My favorite Olympic sports are the equestrian events. These are the only Olympic events were males and female compete against other. They are the only events where you can reasonable expect have competitors over 60.
The three Olympic equestrian events are:
Horse and rider teams perform a set pattern of maneuvers emphasizing grace, athletic ability, and teamwork. They also perform a ride of their own choreography set to music.
Horse and rider jump a course of obstacles in an arena. The fastest time with the least number of rails knocked down wins. (This photo is actually from the Modern Pentathlon which includes show jumping.)
Three Day Eventing
Teams compete in dressage, a cross country jumping course, and show jumping
Want to read more about them?
“A young boy named Hans dreams of one day working with the famed stallions of Lipizza. But coming from a family of bakers, Hans is discouraged from ever becoming a rider. That is, until the day he is invited to watch the extraordinary Ballet of Lipizzaners — from the Imperial Box! — and his life is changed forever.”
I am highly skeptical of fiction about horses because so many authors just don’t get it right. But, Marguerite Henry was amazing. She wrote historical horse fiction for kids. I grew up on all her books.

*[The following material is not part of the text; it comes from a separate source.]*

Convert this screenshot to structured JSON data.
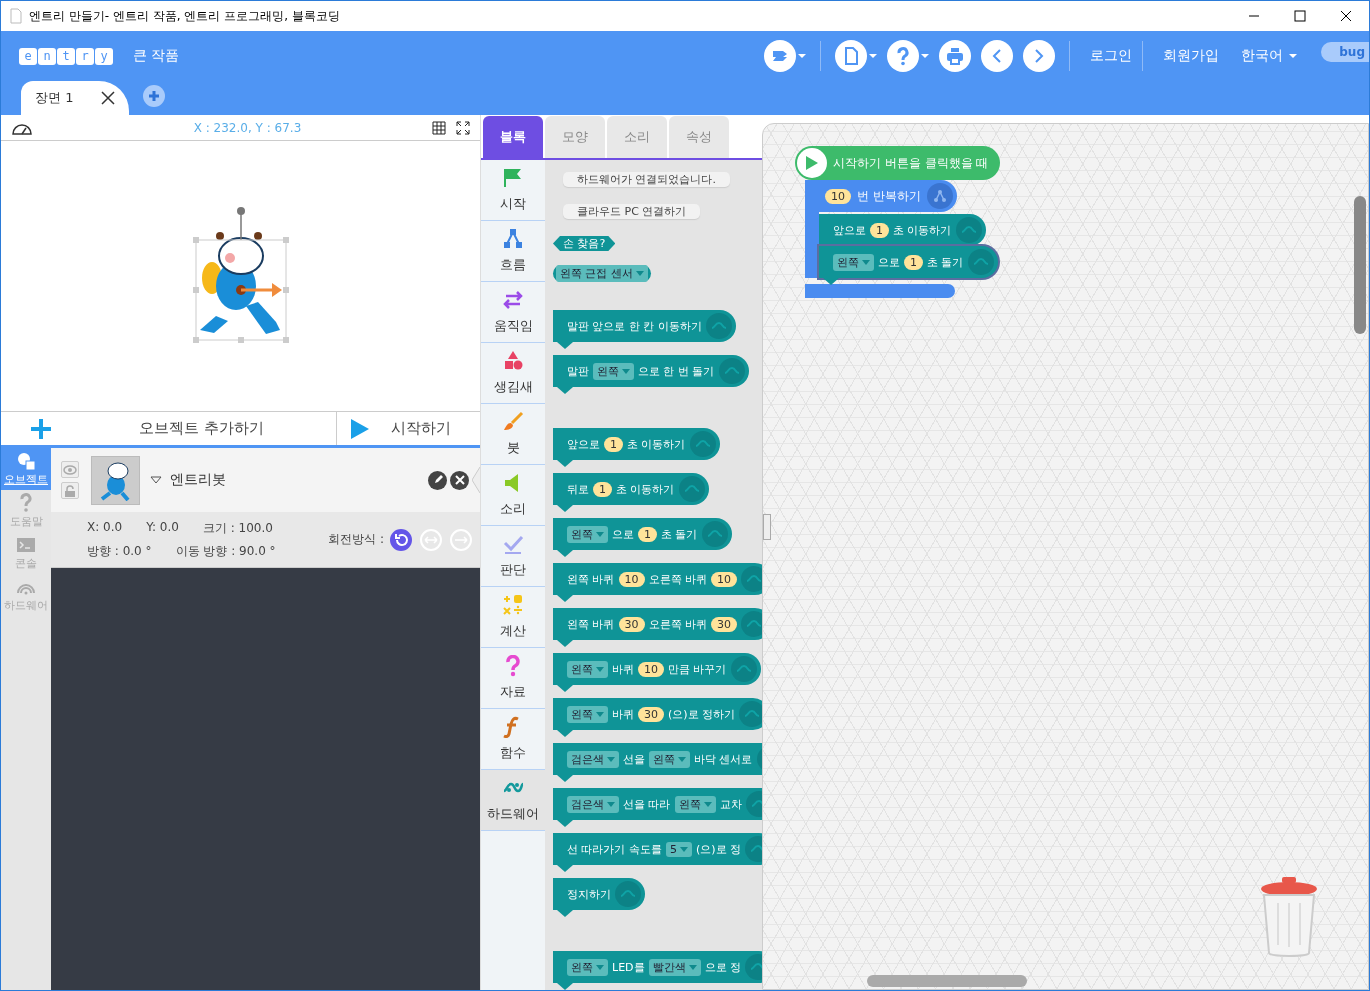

“As the Russians closed in on Hitler from the east and the Allies attacked from the west, American soldiers discovered a secret Nazi effort to engineer a master race of the finest purebred horses. With the support of U.S. general George S. Patton, a passionate equestrian, the Americans planned an audacious mission to kidnap these beautiful animals and smuggle them into safe territory—assisted by a daring Austrian colonel who was both a former Olympian and a trainer of the famous Lipizzaner stallions.”
I just found out about this one and preordered it. The Lipizzans of the Spanish Riding School in Vienna are national treasures. The mares and foals live on a stud farm in the countryside. The Allies went in and rescued the horses from the Nazis. This was the subject of a Disney movie too.
“November 1958: the National Horse Show at Madison Square Garden in New York City. Into the rarefied atmosphere of wealth and tradition comes the most unlikely of horses—a drab white former plow horse named Snowman—and his rider, Harry de Leyer. They were the longest of all longshots—and their win was the stuff of legend.”
This is going to be a movie too.
“A horse lover, rider, carouser, competitor, taskmaster, dreamer, teacher, and visionary, George Morris has been ever-present on the rarified stage of the international riding elite for most of the 70 years he’s been in the saddle. He has represented our country as an athlete and a coach and, at one time or another, instructed many of our nation’s best horsemen and women. His carefully chosen, perfectly enunciated words are notoriously powerful. They can raise you up or cut you to the quick. His approval can be a rainmaker; his derision can end a career.”
Ooooh, this could be good. He’s been chef d’equipe (coach) of the U.S. international teams for a long time. He’s got all the stories.
“A thrilling look at the Olympic sport of show jumping and its superstar horse and rider pairings, including McLain Ward and Sapphire, Ian Millar and Big Ben, Beezie Madden and Authentic, and many more. Utilizing his own experience as an amateur show jumper, Papows brings together personal interviews with the biggest stars, owners, support staff, and caregivers, to give readers an inside look at the personalities behind show jumping. With a foreword by Olympic team coach George Morris, each chapter features a different internationally celebrated horse and rider and their intimate stories of success, struggle, and sacrifice.”
I got to see Millar and Big Ben compete in Canada at the height of their fame. It was absolutely magical. If you aren’t a horse person, trust me. They were HUGE. They have statues of them in Canada. Big Ben got his own stamp. How many human athletes get their own stamp?
Three Day Eventing
“Mark Todd’s eventing career is the stuff of legend and encompasses one of the greatest sporting comebacks of all time. When he ‘retired’ from competing in eventing in 2000, he had already been named ‘Rider of the Century’ for his natural empathy with a horse and his extraordinary success, which included back-to-back Olympic gold medals, five Burghley wins and three Badminton victories. The story of his progress from dairy farmer to world renowned sportsman is told with typically laid-back humor, but it reveals the fierce determination, discipline, and personal sacrifice that lies behind Todd’s calm exterior.”
You have to be flat out insane to be an eventer. Injuries, up to and including death, are common.